The U.S. Equal Employment Opportunity Commission (EEOC), which filed the lawsuit on behalf of Bilan Nur, said in a news releasethat the jury award included$21,640 in back pay, $16,000 in compensatory damages, and $250,000 in punitive damages. The EEOC had alleged that Alamo’s action constituted religious discrimination generated by a backlash over the September 11 attacks.
According to the lawsuit, Alamo refused to permit Nur to continue to cover her head, as she had done in previous years, even if she wore an approved Alamo-logo scarf. The jury also heard evidence that, although wearing a head scarf did not violate the company’s dress policy, Alamo fired Nur in December 2001, only eight days before Ramadan was over, and declared her ineligible for rehire.
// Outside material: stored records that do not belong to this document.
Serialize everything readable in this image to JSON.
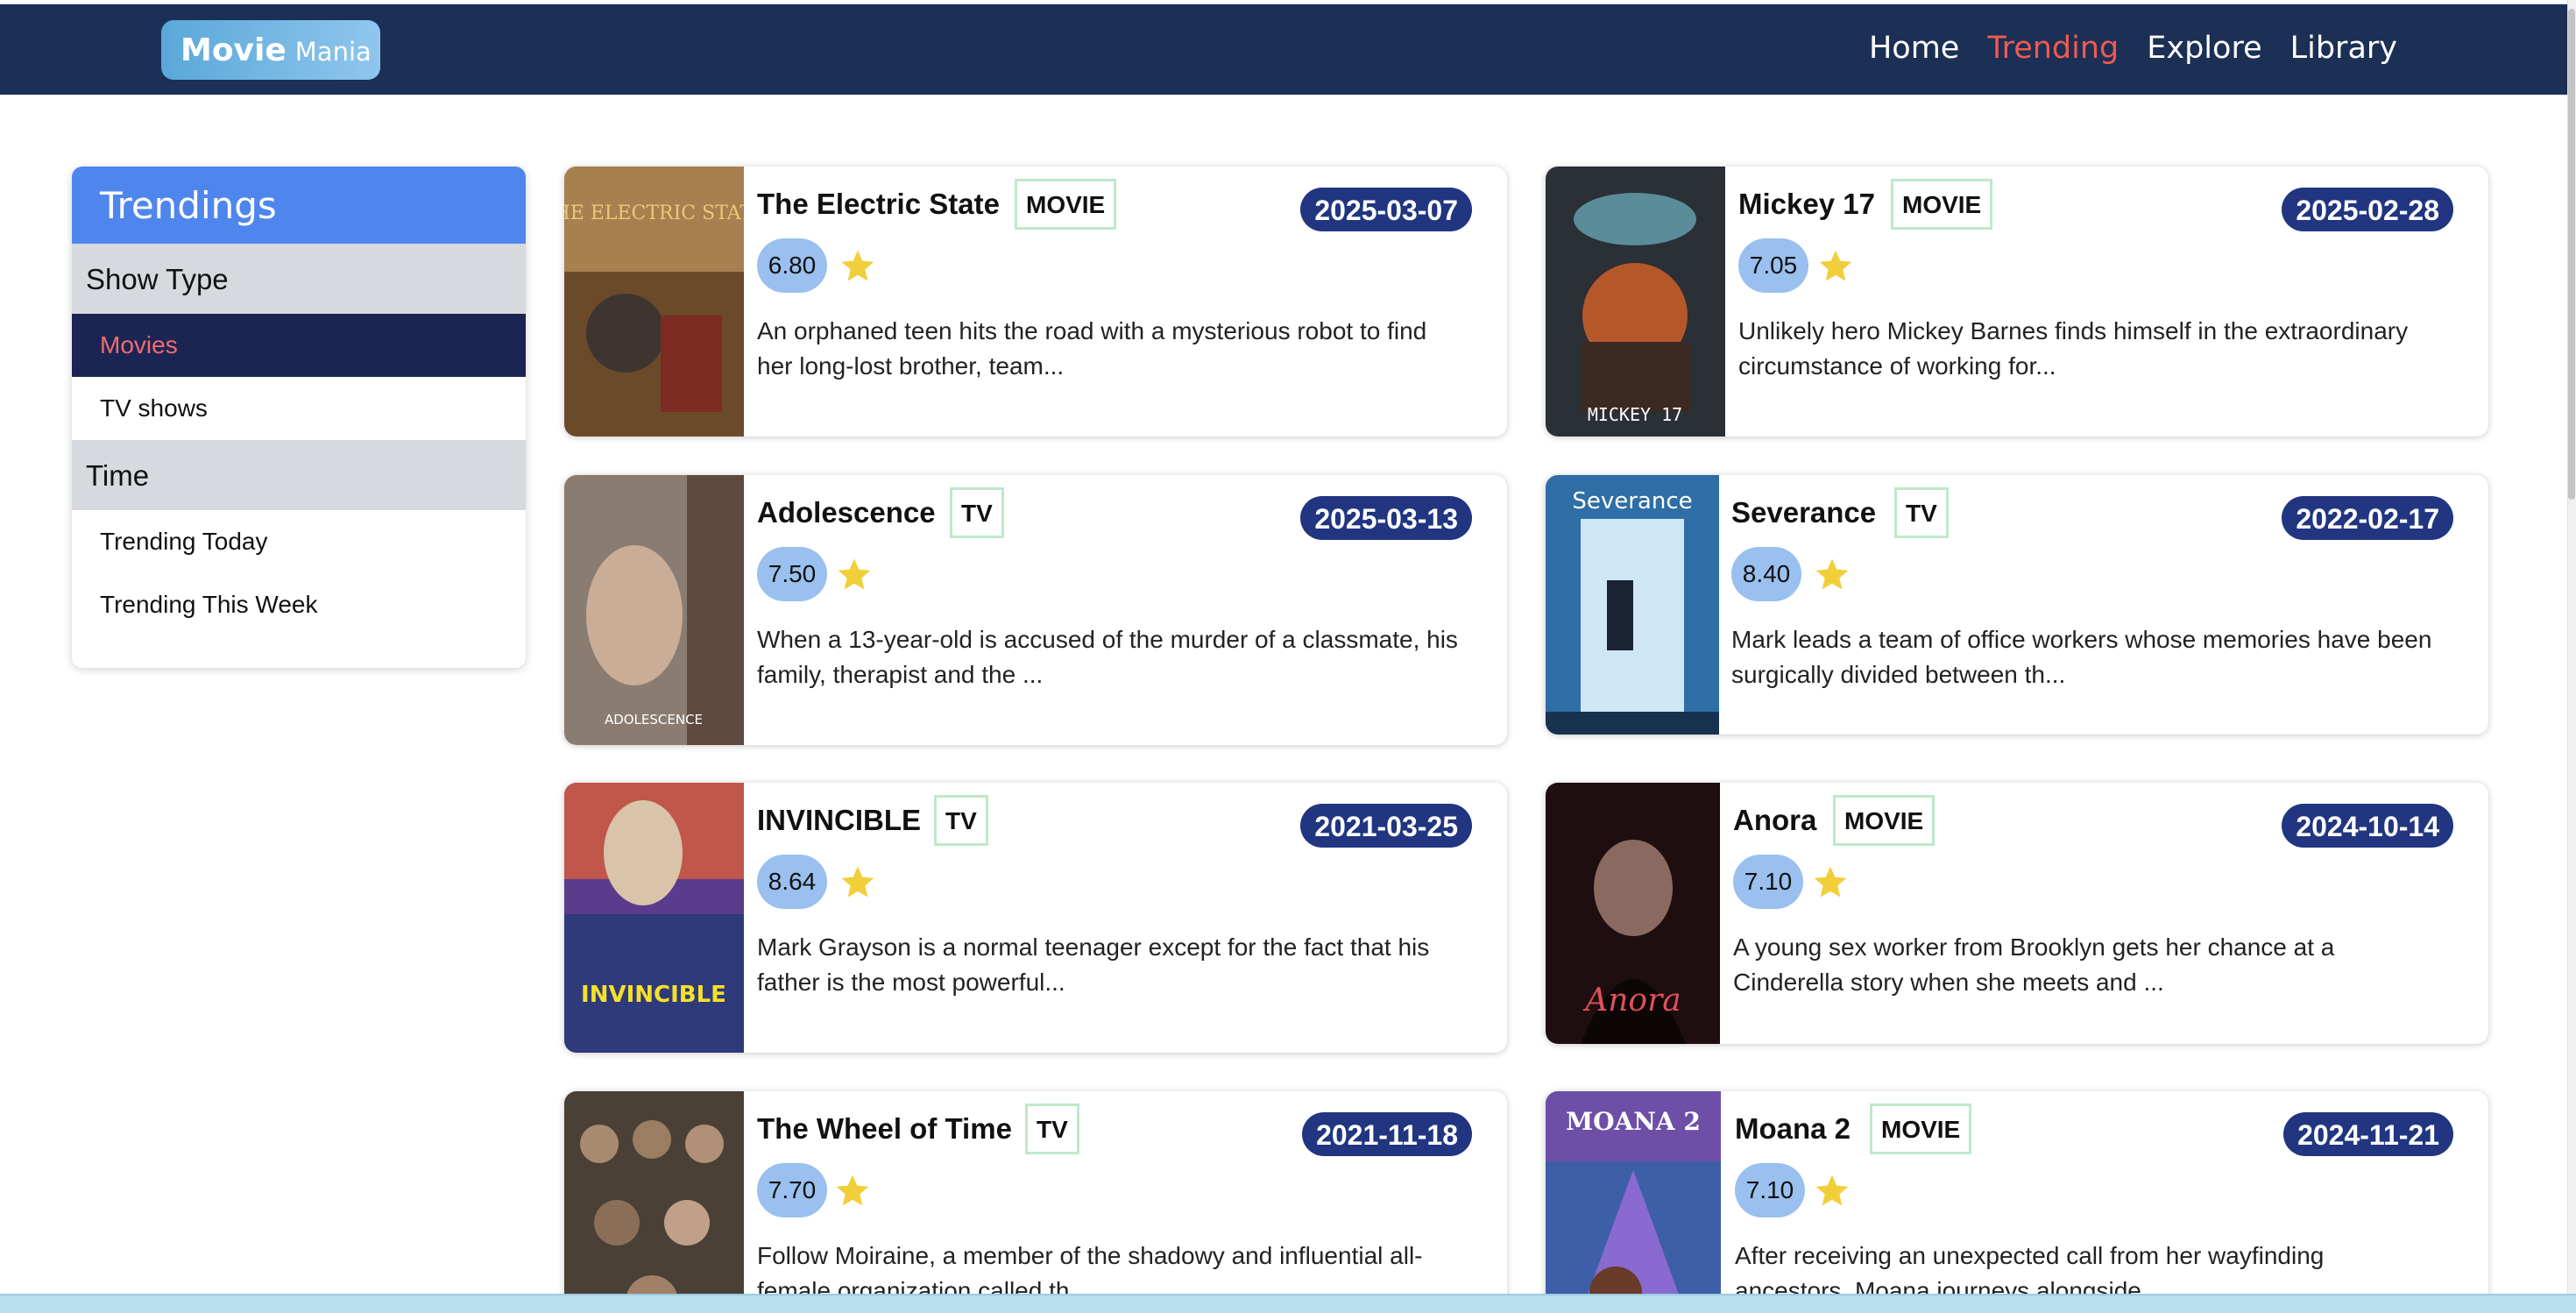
{
  "brand": {
    "title": "Movie",
    "subtitle": "Mania"
  },
  "nav": [
    {
      "label": "Home",
      "active": false
    },
    {
      "label": "Trending",
      "active": true
    },
    {
      "label": "Explore",
      "active": false
    },
    {
      "label": "Library",
      "active": false
    }
  ],
  "sidebar": {
    "title": "Trendings",
    "groups": [
      {
        "label": "Show Type",
        "items": [
          {
            "label": "Movies",
            "selected": true
          },
          {
            "label": "TV shows",
            "selected": false
          }
        ]
      },
      {
        "label": "Time",
        "items": [
          {
            "label": "Trending Today",
            "selected": false
          },
          {
            "label": "Trending This Week",
            "selected": false
          }
        ]
      }
    ]
  },
  "cards": [
    {
      "title": "The Electric State",
      "type": "MOVIE",
      "date": "2025-03-07",
      "rating": "6.80",
      "desc_line1": "An orphaned teen hits the road with a mysterious robot to find",
      "desc_line2": "her long-lost brother, team...",
      "poster_text": "THE ELECTRIC STATE",
      "poster_color": "#6b4a2a"
    },
    {
      "title": "Mickey 17",
      "type": "MOVIE",
      "date": "2025-02-28",
      "rating": "7.05",
      "desc_line1": "Unlikely hero Mickey Barnes finds himself in the extraordinary",
      "desc_line2": "circumstance of working for...",
      "poster_text": "MICKEY 17",
      "poster_color": "#3a3a3f"
    },
    {
      "title": "Adolescence",
      "type": "TV",
      "date": "2025-03-13",
      "rating": "7.50",
      "desc_line1": "When a 13-year-old is accused of the murder of a classmate, his",
      "desc_line2": "family, therapist and the ...",
      "poster_text": "ADOLESCENCE",
      "poster_color": "#7a6a5e"
    },
    {
      "title": "Severance",
      "type": "TV",
      "date": "2022-02-17",
      "rating": "8.40",
      "desc_line1": "Mark leads a team of office workers whose memories have been",
      "desc_line2": "surgically divided between th...",
      "poster_text": "Severance",
      "poster_color": "#2f6ea6"
    },
    {
      "title": "INVINCIBLE",
      "type": "TV",
      "date": "2021-03-25",
      "rating": "8.64",
      "desc_line1": "Mark Grayson is a normal teenager except for the fact that his",
      "desc_line2": "father is the most powerful...",
      "poster_text": "INVINCIBLE",
      "poster_color": "#5b3b8c"
    },
    {
      "title": "Anora",
      "type": "MOVIE",
      "date": "2024-10-14",
      "rating": "7.10",
      "desc_line1": "A young sex worker from Brooklyn gets her chance at a",
      "desc_line2": "Cinderella story when she meets and ...",
      "poster_text": "Anora",
      "poster_color": "#2a1416"
    },
    {
      "title": "The Wheel of Time",
      "type": "TV",
      "date": "2021-11-18",
      "rating": "7.70",
      "desc_line1": "Follow Moiraine, a member of the shadowy and influential all-",
      "desc_line2": "female organization called th...",
      "poster_text": "",
      "poster_color": "#4a4036"
    },
    {
      "title": "Moana 2",
      "type": "MOVIE",
      "date": "2024-11-21",
      "rating": "7.10",
      "desc_line1": "After receiving an unexpected call from her wayfinding",
      "desc_line2": "ancestors, Moana journeys alongside...",
      "poster_text": "MOANA 2",
      "poster_color": "#3d5fa8"
    }
  ],
  "colors": {
    "nav_bg": "#1c2f55",
    "active_nav": "#f05a4f",
    "sidebar_title_bg": "#4f86ee",
    "date_badge": "#213580",
    "rating_pill": "#99c0ef",
    "star": "#f1cf3b",
    "type_border": "#bfe9c9"
  }
}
The EEOC announcement said that U.S. District Judge Roslyn Silver found the religious discrimination so clear cut, based on the legal papers filed in the case, that the question of whether Alamo had violated the law did not need to be resolved by a jury. In the subsequent trial, which began on May 29, the jury was only asked to decide the amount of monetary damages to which Nur was entitled (See Judge Decides Alamo Bosses Discriminated Against Muslim Employee ).